My family is hitting a new milestone next month. My firstborn will be getting his driver’s license. He can’t wait for the day to get here, but I’m not feeling quite as happy about it. I remember what it felt like to be his age. It wasn’t that long ago (okay maybe it was), but I was so excited about being able to drive by myself for the first time. It was my first taste of real independence, and I couldn’t wait to hit the road in my 1980 Volkswagen Rabbit.
These days I spend my time in my Honda Pilot (translation: mom car) between the hours of 3 pm and 8:30 pm on weekdays, shuffling my three kids to and from one practice to another. In the fall, I had a drop-off or pick-up every half hour to forty-five minutes, all night, every night.
And, did I mention my husband was coaching football three nights a week, so the Uber-ing was all on me?
To say we are a busy family is an understatement, but I wouldn’t have it any other way. Now that my kids are getting older, though, the end of my Uber career is in sight, and I realized I’m not as happy about it as one might think. I’m struggling to let go as my son becomes more independent. I know he’s not going to need me as much anymore.

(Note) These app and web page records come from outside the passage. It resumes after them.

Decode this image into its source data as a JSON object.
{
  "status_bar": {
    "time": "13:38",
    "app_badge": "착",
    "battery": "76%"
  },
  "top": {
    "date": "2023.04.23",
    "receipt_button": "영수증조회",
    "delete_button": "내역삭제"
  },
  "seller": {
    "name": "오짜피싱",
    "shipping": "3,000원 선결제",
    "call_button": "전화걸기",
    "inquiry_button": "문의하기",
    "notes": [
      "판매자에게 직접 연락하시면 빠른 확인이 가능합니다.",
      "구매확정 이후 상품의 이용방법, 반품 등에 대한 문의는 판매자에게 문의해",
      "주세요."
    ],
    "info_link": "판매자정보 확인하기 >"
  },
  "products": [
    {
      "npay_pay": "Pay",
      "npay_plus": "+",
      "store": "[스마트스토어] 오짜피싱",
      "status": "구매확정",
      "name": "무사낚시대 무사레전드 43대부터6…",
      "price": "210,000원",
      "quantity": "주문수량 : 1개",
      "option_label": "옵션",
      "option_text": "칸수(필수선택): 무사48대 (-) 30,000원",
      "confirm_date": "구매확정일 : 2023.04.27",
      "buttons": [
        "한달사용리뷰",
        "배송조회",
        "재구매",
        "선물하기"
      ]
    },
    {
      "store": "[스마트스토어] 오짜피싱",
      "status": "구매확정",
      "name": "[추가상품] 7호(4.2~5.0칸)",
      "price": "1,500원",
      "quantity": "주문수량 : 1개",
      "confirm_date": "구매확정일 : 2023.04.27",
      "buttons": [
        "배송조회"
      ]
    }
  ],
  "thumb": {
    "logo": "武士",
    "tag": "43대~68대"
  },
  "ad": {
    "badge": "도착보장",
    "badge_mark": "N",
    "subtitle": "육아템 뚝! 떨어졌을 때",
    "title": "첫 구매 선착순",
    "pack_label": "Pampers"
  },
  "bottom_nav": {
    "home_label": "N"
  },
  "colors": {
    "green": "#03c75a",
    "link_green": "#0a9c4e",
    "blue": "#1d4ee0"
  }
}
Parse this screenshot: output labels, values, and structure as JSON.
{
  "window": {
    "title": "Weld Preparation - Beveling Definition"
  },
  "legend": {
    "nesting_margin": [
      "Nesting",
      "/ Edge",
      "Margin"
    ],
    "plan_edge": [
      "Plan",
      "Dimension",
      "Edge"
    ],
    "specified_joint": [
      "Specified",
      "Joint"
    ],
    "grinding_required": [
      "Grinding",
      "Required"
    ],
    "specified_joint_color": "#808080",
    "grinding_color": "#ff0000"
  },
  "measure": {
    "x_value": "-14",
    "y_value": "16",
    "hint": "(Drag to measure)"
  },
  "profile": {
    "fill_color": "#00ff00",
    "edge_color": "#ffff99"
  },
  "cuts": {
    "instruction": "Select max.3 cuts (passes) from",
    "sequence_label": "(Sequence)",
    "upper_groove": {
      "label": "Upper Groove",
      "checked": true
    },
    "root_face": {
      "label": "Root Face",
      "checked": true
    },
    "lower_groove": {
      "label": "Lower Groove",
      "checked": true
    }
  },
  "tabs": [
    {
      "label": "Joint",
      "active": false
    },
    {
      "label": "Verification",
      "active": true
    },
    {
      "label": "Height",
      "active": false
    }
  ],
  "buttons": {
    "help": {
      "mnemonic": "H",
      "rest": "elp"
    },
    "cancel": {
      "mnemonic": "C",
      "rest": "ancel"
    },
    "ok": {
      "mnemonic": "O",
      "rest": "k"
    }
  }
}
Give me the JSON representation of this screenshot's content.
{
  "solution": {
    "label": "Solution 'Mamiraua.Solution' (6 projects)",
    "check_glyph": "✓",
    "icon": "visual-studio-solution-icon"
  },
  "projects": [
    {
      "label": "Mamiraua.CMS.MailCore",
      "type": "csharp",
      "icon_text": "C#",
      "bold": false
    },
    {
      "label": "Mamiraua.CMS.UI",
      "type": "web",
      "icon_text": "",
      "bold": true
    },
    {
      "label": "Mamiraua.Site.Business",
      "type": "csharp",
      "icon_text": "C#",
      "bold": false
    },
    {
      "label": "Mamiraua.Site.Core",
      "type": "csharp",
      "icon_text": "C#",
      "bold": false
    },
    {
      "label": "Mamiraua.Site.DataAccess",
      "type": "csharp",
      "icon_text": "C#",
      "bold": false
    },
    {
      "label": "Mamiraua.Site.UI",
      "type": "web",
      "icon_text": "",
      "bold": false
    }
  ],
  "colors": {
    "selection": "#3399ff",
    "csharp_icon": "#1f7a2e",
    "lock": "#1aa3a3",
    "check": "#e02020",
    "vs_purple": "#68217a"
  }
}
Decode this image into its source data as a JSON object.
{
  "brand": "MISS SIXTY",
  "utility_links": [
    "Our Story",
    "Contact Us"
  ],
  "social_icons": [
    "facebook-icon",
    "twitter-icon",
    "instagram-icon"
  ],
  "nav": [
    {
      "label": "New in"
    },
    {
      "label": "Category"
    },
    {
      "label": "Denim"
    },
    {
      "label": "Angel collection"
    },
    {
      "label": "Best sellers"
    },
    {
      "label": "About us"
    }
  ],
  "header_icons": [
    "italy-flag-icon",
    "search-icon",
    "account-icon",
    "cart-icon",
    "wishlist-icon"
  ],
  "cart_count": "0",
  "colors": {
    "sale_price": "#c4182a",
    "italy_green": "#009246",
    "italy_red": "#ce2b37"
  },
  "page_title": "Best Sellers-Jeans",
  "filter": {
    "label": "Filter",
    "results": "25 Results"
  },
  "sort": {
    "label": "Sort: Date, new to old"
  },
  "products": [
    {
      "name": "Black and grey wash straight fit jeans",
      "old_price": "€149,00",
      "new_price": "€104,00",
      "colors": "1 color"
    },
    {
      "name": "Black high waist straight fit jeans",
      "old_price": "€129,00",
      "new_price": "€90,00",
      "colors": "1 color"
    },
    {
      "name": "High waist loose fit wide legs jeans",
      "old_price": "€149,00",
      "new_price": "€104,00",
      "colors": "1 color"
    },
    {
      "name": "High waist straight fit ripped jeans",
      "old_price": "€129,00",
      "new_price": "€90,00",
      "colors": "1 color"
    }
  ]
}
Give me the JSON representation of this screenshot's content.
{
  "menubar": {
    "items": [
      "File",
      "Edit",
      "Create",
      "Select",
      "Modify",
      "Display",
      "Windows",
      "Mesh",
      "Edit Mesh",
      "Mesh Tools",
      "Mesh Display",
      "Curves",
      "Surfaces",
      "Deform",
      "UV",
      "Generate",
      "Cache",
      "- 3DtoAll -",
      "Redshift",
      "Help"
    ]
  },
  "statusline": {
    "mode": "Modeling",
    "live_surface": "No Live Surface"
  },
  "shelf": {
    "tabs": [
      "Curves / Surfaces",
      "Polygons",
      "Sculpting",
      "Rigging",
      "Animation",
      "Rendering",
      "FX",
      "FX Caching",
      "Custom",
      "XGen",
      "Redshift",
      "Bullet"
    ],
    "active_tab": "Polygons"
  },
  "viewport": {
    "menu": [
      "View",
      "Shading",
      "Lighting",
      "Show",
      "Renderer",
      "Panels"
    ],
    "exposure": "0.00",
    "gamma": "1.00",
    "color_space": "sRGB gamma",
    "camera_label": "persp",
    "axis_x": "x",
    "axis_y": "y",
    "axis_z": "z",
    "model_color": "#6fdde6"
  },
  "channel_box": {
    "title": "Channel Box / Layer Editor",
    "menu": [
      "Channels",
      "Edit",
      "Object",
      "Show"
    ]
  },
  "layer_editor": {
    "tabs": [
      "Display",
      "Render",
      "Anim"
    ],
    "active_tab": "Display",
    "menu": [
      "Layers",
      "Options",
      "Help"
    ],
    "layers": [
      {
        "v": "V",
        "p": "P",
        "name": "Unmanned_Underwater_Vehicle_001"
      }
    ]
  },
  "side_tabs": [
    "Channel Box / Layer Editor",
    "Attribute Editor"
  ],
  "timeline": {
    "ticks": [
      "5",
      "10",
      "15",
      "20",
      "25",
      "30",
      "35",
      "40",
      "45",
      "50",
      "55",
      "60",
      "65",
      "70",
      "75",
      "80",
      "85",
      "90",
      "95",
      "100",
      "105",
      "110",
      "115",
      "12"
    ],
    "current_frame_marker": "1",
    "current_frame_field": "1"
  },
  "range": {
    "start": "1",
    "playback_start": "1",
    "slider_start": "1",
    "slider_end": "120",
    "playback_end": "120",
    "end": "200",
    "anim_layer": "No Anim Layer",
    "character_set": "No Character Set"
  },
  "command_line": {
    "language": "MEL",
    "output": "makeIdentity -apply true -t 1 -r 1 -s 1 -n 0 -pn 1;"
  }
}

For 16 years, he’s been dependent on me to drive him everywhere he needs to go. I’m going to wake up one day next month, and that’s all going to be over. I’m going to be in the passenger seat (or back home) because my driving shifts for him are over.
The other night he came into my room to talk, and I started crying. Obviously confused, he sat down with me to find out what was wrong. It hit me all at once that lately, our most important conversations—the ones where I really hear and learn about his world—happen when we are alone in the car driving to and from practice. What happens when that ends next month? I panicked that we might lose that connection.
Let’s be honest, he’s not going to tell me everything that’s going on in his life forever. In fact, I’m sure he leaves out quite a few details now, and that’s probably for the best! These daily conversations, when it’s just the two of us, allow me to check in and see how he’s really doing. I am afraid of how things will change when he doesn’t need me to drive him around anymore.
After mocking me a little for worrying too much, my son assured me that he’d still make time to talk to me, but I know that it will be different. I will need to plan more one-on-one time with him. Luckily for me, he inherited my inability to fall asleep at a reasonable hour, so I know he’s always available to chat when the rest of our house is asleep.
My son getting his license is my first significant milestone of “letting go,” and I’m dreadfully unprepared. I know the first time he pulls out of the driveway by himself, he will be filled with excitement, and I will be holding back tears. (Okay, anyone who knows me, knows I won’t be able to hold back the tears.) But, ready or not, that moment is coming. This is what we work so hard to prepare our kids for—to be independent. So I should be celebrating…
But, for now, I’m going to enjoy being that Uber driver just a little while longer.